## TASK DETAILS
The answer must be a single number: how many lines below contain "desc".
(SUPPLIED RECORDS Opens)
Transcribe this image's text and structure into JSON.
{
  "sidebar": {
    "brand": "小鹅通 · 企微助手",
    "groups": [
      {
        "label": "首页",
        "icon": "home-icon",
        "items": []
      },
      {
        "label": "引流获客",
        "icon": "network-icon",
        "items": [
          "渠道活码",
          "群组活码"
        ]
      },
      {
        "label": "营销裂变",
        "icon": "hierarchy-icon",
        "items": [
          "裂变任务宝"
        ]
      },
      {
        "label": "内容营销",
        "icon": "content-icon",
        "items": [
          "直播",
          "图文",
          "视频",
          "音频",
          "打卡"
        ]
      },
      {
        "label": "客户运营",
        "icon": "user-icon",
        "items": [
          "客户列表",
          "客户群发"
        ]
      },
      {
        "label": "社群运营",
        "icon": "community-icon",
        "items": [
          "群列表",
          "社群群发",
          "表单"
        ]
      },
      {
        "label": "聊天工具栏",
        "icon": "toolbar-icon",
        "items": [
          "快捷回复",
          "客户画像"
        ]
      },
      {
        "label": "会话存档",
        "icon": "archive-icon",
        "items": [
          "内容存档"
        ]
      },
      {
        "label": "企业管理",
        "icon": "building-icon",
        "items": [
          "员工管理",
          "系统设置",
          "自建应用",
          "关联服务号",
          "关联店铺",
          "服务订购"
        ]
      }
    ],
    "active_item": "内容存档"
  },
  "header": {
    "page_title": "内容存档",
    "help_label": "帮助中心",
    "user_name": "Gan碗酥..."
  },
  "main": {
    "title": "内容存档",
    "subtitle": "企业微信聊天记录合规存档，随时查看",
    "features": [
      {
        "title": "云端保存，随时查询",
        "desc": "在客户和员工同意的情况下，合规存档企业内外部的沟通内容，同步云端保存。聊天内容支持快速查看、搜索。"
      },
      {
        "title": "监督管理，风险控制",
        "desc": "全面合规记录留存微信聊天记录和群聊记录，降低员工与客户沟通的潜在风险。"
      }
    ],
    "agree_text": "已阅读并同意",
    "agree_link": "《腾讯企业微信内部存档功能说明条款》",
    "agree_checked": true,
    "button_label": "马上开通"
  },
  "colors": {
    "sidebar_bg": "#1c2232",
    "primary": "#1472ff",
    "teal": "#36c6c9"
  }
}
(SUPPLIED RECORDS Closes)
## RESULT OF THE EXERCISE
2